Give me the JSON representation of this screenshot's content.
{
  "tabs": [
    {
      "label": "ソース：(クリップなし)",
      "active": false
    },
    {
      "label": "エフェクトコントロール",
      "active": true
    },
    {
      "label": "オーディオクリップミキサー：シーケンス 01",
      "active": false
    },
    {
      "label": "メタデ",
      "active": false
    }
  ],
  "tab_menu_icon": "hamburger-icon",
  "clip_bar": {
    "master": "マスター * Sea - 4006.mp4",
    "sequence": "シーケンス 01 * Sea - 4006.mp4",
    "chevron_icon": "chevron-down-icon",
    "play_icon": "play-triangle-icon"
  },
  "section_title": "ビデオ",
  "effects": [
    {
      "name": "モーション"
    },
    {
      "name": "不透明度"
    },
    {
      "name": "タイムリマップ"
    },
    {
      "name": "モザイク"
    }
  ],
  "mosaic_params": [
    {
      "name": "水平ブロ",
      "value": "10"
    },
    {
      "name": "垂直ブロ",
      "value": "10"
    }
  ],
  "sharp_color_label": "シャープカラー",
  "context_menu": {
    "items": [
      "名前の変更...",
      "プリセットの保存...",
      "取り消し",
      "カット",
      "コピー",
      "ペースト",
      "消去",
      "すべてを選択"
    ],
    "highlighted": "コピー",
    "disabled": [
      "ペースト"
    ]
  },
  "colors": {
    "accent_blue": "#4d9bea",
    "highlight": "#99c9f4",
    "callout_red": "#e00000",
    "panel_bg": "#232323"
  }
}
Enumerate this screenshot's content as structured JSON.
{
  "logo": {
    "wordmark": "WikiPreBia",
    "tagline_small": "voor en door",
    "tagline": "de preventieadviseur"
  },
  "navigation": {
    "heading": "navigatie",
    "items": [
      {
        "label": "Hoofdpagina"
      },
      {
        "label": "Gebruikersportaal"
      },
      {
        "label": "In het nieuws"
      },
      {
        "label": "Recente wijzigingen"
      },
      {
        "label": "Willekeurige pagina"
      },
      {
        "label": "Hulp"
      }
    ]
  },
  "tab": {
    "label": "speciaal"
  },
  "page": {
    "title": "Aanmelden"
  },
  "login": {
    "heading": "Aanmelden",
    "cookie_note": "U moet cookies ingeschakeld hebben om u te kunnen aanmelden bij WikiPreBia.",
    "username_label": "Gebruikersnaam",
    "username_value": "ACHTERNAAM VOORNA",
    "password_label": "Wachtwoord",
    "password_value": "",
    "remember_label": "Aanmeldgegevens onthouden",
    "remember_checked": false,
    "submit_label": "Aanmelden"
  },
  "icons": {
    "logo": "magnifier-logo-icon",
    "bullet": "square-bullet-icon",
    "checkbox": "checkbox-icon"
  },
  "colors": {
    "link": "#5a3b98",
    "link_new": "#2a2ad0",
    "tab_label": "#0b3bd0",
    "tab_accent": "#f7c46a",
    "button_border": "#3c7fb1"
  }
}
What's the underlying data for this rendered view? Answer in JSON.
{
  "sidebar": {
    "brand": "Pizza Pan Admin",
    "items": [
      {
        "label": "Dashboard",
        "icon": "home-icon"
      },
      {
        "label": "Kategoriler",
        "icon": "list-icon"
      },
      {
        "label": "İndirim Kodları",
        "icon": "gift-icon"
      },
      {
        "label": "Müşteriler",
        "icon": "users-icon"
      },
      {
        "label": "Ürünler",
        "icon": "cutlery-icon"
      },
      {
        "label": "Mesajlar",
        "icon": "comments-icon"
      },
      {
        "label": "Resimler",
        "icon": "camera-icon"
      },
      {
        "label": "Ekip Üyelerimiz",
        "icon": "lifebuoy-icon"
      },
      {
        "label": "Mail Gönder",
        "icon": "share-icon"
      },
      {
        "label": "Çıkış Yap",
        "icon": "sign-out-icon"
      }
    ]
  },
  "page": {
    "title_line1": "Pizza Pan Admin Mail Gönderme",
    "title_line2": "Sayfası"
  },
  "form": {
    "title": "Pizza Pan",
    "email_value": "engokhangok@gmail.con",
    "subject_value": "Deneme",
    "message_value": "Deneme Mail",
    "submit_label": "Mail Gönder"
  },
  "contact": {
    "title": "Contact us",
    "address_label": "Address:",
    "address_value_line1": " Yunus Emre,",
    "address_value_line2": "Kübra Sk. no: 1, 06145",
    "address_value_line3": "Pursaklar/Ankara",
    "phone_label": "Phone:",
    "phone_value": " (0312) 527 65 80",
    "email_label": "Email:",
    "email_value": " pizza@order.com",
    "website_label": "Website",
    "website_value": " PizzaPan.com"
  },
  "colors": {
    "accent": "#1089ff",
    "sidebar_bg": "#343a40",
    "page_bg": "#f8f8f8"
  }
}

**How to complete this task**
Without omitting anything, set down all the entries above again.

**Answer to this exercise**
Give me the JSON representation of this screenshot's content.
{
  "tabs": [
    {
      "label": "ソース：(クリップなし)",
      "active": false
    },
    {
      "label": "エフェクトコントロール",
      "active": true
    },
    {
      "label": "オーディオクリップミキサー：シーケンス 01",
      "active": false
    },
    {
      "label": "メタデ",
      "active": false
    }
  ],
  "tab_menu_icon": "hamburger-icon",
  "clip_bar": {
    "master": "マスター * Sea - 4006.mp4",
    "sequence": "シーケンス 01 * Sea - 4006.mp4",
    "chevron_icon": "chevron-down-icon",
    "play_icon": "play-triangle-icon"
  },
  "section_title": "ビデオ",
  "effects": [
    {
      "name": "モーション"
    },
    {
      "name": "不透明度"
    },
    {
      "name": "タイムリマップ"
    },
    {
      "name": "モザイク"
    }
  ],
  "mosaic_params": [
    {
      "name": "水平ブロ",
      "value": "10"
    },
    {
      "name": "垂直ブロ",
      "value": "10"
    }
  ],
  "sharp_color_label": "シャープカラー",
  "context_menu": {
    "items": [
      "名前の変更...",
      "プリセットの保存...",
      "取り消し",
      "カット",
      "コピー",
      "ペースト",
      "消去",
      "すべてを選択"
    ],
    "highlighted": "コピー",
    "disabled": [
      "ペースト"
    ]
  },
  "colors": {
    "accent_blue": "#4d9bea",
    "highlight": "#99c9f4",
    "callout_red": "#e00000",
    "panel_bg": "#232323"
  }
}
Enumerate this screenshot's content as structured JSON.
{
  "logo": {
    "wordmark": "WikiPreBia",
    "tagline_small": "voor en door",
    "tagline": "de preventieadviseur"
  },
  "navigation": {
    "heading": "navigatie",
    "items": [
      {
        "label": "Hoofdpagina"
      },
      {
        "label": "Gebruikersportaal"
      },
      {
        "label": "In het nieuws"
      },
      {
        "label": "Recente wijzigingen"
      },
      {
        "label": "Willekeurige pagina"
      },
      {
        "label": "Hulp"
      }
    ]
  },
  "tab": {
    "label": "speciaal"
  },
  "page": {
    "title": "Aanmelden"
  },
  "login": {
    "heading": "Aanmelden",
    "cookie_note": "U moet cookies ingeschakeld hebben om u te kunnen aanmelden bij WikiPreBia.",
    "username_label": "Gebruikersnaam",
    "username_value": "ACHTERNAAM VOORNA",
    "password_label": "Wachtwoord",
    "password_value": "",
    "remember_label": "Aanmeldgegevens onthouden",
    "remember_checked": false,
    "submit_label": "Aanmelden"
  },
  "icons": {
    "logo": "magnifier-logo-icon",
    "bullet": "square-bullet-icon",
    "checkbox": "checkbox-icon"
  },
  "colors": {
    "link": "#5a3b98",
    "link_new": "#2a2ad0",
    "tab_label": "#0b3bd0",
    "tab_accent": "#f7c46a",
    "button_border": "#3c7fb1"
  }
}
What's the underlying data for this rendered view? Answer in JSON.
{
  "sidebar": {
    "brand": "Pizza Pan Admin",
    "items": [
      {
        "label": "Dashboard",
        "icon": "home-icon"
      },
      {
        "label": "Kategoriler",
        "icon": "list-icon"
      },
      {
        "label": "İndirim Kodları",
        "icon": "gift-icon"
      },
      {
        "label": "Müşteriler",
        "icon": "users-icon"
      },
      {
        "label": "Ürünler",
        "icon": "cutlery-icon"
      },
      {
        "label": "Mesajlar",
        "icon": "comments-icon"
      },
      {
        "label": "Resimler",
        "icon": "camera-icon"
      },
      {
        "label": "Ekip Üyelerimiz",
        "icon": "lifebuoy-icon"
      },
      {
        "label": "Mail Gönder",
        "icon": "share-icon"
      },
      {
        "label": "Çıkış Yap",
        "icon": "sign-out-icon"
      }
    ]
  },
  "page": {
    "title_line1": "Pizza Pan Admin Mail Gönderme",
    "title_line2": "Sayfası"
  },
  "form": {
    "title": "Pizza Pan",
    "email_value": "engokhangok@gmail.con",
    "subject_value": "Deneme",
    "message_value": "Deneme Mail",
    "submit_label": "Mail Gönder"
  },
  "contact": {
    "title": "Contact us",
    "address_label": "Address:",
    "address_value_line1": " Yunus Emre,",
    "address_value_line2": "Kübra Sk. no: 1, 06145",
    "address_value_line3": "Pursaklar/Ankara",
    "phone_label": "Phone:",
    "phone_value": " (0312) 527 65 80",
    "email_label": "Email:",
    "email_value": " pizza@order.com",
    "website_label": "Website",
    "website_value": " PizzaPan.com"
  },
  "colors": {
    "accent": "#1089ff",
    "sidebar_bg": "#343a40",
    "page_bg": "#f8f8f8"
  }
}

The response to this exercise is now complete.